He ain’t kidding. In 1993, GM employed more than 266,000 hourly workers in North America. As of this year, the figure was 141,000. And it’s about to shrink even more. Some 35,000 blue-collar workers have agreed to take buyouts or early-retirement deals, which will save GM $8 billion in annual structural costs, starting in 2007. GM expects to take a $3.8 billion charge to account for the buyouts. But the savings are about $1 billion more than GM had initially targeted — a rare piece of good news for a company known more for its misfires. Said Wagoner, “We’re coming along very rapidly on the road back.”

Given the exodus of autoworkers out of GM factories, you can’t really argue with that. Not only has Wagoner cut GM’s payroll by a third (including white-collar job cuts), he’s done so while, surprisingly, preserving peace with the United Auto Workers union. He’s won concessions on health-care costs, convinced the unions to go along with a dozen plant closings and set the stage for deep production cuts. At the same time, he appears to have defused a crisis at Delphi, GM’s former in-house parts maker, now operating under Chapter 11 bankruptcy protection. Some 12,600 Delphi workers have signed up for buyout packages. Delphi is negotiating a new labor contract with its unions and the buyouts should ease some of the pressure on Delphi to impose drastic wage cuts for remaining workers — and avoid a showdown with the unions that could result in a strike.

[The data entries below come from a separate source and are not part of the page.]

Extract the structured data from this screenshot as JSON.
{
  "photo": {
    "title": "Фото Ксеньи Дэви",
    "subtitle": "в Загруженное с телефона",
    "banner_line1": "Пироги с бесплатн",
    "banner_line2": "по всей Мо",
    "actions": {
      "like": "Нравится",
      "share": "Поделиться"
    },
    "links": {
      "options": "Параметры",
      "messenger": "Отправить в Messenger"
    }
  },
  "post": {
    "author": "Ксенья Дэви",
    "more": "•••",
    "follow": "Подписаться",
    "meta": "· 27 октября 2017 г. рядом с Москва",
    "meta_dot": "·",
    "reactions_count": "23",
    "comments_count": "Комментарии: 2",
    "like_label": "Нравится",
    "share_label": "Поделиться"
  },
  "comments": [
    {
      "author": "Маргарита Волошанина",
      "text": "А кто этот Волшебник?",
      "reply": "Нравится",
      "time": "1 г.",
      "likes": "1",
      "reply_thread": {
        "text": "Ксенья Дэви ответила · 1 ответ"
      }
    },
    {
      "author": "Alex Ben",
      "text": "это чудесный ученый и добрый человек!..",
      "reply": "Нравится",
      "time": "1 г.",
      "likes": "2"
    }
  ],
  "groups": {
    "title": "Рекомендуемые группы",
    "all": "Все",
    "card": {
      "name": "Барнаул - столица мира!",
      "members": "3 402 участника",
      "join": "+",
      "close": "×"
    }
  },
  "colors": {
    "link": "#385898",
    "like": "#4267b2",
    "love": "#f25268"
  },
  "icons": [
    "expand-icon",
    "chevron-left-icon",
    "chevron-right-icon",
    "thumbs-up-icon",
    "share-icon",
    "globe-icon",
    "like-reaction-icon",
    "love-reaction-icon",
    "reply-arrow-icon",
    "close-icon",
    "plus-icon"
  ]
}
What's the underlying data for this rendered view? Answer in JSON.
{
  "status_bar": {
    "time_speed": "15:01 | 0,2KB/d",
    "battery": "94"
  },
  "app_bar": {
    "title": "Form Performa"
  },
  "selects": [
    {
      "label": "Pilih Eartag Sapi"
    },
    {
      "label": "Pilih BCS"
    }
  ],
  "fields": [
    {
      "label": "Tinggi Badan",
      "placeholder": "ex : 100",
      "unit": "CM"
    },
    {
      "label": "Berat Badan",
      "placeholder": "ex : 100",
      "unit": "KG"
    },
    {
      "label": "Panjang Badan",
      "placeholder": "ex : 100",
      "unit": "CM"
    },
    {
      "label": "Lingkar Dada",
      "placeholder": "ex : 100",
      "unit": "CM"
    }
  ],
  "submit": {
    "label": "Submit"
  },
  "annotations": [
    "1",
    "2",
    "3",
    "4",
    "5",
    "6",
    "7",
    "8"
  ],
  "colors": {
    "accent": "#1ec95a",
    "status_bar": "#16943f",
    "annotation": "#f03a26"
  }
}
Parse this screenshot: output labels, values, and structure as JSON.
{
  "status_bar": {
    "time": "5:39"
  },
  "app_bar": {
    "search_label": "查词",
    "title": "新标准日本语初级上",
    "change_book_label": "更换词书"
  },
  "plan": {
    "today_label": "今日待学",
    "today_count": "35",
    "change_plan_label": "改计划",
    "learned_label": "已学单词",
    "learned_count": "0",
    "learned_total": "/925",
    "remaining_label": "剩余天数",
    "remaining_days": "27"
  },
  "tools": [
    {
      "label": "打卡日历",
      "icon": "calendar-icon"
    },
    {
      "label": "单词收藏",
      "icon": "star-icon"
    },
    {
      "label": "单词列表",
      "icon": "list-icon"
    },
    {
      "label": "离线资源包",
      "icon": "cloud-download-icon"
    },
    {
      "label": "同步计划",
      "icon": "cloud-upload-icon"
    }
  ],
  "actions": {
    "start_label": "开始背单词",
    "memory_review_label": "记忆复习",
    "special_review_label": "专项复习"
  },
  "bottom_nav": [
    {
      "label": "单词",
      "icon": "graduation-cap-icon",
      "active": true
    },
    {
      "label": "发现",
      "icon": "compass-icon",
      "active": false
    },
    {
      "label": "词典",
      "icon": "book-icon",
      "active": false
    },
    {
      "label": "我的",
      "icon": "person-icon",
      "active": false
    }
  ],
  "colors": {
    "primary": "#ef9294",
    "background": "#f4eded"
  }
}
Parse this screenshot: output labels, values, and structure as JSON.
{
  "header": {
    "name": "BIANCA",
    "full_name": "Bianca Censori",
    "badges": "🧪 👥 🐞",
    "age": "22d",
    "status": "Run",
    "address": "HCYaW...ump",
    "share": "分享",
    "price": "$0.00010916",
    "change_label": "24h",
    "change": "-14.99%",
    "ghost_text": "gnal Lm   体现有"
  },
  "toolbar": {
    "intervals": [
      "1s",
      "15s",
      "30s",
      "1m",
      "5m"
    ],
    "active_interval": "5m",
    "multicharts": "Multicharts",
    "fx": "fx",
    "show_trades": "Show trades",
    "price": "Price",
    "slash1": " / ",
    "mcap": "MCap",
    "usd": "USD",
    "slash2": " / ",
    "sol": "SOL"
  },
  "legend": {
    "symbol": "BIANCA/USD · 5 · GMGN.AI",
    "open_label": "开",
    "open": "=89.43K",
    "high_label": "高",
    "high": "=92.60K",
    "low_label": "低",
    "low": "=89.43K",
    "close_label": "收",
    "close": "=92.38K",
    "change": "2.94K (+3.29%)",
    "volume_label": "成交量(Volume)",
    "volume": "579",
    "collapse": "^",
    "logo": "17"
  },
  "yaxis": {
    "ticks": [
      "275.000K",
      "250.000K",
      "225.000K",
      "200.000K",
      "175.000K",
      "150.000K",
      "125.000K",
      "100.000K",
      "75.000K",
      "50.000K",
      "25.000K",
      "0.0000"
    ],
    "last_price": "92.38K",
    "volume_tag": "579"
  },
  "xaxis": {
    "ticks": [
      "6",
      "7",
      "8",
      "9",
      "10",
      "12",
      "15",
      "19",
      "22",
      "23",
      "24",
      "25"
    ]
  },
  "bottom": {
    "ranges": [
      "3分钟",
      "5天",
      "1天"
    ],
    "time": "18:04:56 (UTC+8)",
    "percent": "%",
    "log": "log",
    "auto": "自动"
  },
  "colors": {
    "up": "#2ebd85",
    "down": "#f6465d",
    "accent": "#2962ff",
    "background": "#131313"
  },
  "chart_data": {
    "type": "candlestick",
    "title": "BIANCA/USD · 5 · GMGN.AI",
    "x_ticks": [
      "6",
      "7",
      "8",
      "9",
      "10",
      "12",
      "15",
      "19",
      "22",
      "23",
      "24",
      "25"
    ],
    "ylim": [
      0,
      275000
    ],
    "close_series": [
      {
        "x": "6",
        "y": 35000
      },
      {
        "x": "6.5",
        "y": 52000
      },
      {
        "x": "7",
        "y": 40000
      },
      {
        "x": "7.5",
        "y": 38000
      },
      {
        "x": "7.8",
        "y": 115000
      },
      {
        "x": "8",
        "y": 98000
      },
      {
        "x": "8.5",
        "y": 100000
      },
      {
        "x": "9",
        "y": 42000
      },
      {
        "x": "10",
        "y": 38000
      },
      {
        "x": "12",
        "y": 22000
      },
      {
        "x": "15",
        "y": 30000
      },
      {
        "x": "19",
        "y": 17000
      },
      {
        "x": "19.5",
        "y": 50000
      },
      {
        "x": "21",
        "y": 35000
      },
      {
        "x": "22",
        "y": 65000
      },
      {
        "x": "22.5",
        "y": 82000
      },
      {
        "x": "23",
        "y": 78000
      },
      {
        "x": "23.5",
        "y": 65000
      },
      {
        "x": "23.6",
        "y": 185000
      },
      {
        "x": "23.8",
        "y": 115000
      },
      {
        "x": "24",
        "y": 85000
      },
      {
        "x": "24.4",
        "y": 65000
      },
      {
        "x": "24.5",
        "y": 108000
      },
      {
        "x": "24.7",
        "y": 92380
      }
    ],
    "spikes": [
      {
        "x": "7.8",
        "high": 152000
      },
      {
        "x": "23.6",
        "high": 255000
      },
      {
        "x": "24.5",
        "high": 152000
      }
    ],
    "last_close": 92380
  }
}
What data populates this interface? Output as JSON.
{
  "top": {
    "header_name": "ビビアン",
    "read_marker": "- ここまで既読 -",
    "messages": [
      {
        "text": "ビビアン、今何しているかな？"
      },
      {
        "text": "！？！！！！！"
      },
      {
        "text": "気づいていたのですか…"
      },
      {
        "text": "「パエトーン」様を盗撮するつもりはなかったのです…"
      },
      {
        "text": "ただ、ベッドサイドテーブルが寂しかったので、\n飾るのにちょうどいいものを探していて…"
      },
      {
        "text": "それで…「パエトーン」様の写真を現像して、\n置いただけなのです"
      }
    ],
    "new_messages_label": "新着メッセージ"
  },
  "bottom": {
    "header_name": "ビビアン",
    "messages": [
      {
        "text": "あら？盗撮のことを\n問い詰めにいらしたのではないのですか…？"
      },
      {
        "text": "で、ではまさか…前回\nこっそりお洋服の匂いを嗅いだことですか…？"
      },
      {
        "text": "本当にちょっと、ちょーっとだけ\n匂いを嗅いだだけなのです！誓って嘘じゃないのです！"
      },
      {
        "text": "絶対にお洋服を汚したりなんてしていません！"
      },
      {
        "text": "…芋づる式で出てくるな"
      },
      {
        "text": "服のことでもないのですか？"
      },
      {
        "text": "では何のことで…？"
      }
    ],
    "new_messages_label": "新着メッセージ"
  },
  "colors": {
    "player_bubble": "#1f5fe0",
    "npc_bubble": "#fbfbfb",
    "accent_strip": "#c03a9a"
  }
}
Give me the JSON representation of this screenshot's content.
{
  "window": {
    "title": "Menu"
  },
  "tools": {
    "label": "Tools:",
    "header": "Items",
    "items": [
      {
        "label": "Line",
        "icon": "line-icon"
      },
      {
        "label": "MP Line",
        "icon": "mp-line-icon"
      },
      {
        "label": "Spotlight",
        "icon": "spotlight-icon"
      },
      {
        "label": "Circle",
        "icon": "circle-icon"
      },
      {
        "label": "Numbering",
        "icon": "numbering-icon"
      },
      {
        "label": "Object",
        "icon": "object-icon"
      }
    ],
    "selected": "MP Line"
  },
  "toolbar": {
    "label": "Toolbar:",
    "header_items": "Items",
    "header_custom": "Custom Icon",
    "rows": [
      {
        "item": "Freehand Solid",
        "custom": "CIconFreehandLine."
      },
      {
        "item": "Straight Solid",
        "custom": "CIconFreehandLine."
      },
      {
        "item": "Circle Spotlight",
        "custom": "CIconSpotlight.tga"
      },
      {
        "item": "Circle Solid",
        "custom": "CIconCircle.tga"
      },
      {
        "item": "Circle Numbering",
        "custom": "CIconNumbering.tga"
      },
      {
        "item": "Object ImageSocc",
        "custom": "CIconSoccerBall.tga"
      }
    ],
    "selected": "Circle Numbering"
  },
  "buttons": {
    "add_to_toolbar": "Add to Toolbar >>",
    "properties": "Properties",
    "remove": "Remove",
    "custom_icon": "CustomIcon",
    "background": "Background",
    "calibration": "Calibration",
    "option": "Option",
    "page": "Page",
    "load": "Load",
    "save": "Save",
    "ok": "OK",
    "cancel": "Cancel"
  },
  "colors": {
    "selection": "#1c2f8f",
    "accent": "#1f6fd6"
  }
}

But trimming the fat is one thing; growing some muscle is quite another. So Wagoner’s next step, expanding sales in what’s shaping up to be a brutal summer selling season, won’t be easy. Already, a price war is looming, as dealers try to clear inventory for new models arriving in the fall. Chrysler is expected to announce rock-bottom employee-pricing for everyone, along with 30-day money-back guarantees. “We lost momentum,” said DaimlerChrysler chairman Dieter Zetsche at a luncheon in New York on Tuesday, adding that sales have been “held hostage” by the troubles at Ford and GM. Not to be outdone, GM has announced zero-percent financing sale for the July 4th holiday weekend. Analysts expect June sales for GM to be down 36% from last year — when GM launched an employee-pricing promotion that cleared dealer lots (and killed profits). GM’s overall U.S. sales are down 8% this year and the company is on track to lose a few more points of market share. GM’s redesigned full-size SUVs, the Cadillac Escalade and Chevy Tahoe, have sold well. But with gas prices staying around $3 a gallon — and even with GM touting controversial gas discounts — the luster of those models may soon fade (joining other full-size models that are languishing at dealerships like beached whales).

Wall Street, meanwhile, still seems skittish about GM’s fortunes. Although GM’s stock has rallied more than 40% in recent months, off lows around $18 a share, the share price slid nearly 7% on Tuesday after GM officials warned that 2006 sales may trail last year’s. Also unnerving: Standard & Poor’s says it may cut GM’s debt rating, already at junk level, another notch. Last week, GM suggested that it may have to tap a new $4.5 billion credit line, a sign to some analysts that the company is burning cash. And if sales don’t pick up... well, nobody wants to go there. “We see GM burning its final precious dollars and raising prices just to try to stop the burn,” notes Bank of America analyst Ron Tadross, who maintains a sell rating on the stock and a $15 price target. All of which suggests that no matter how many workers hit the exit ramp, Wagoner won’t be cruising to profitability anytime soon.— With reporting by Joseph R. Szczesny/Detroit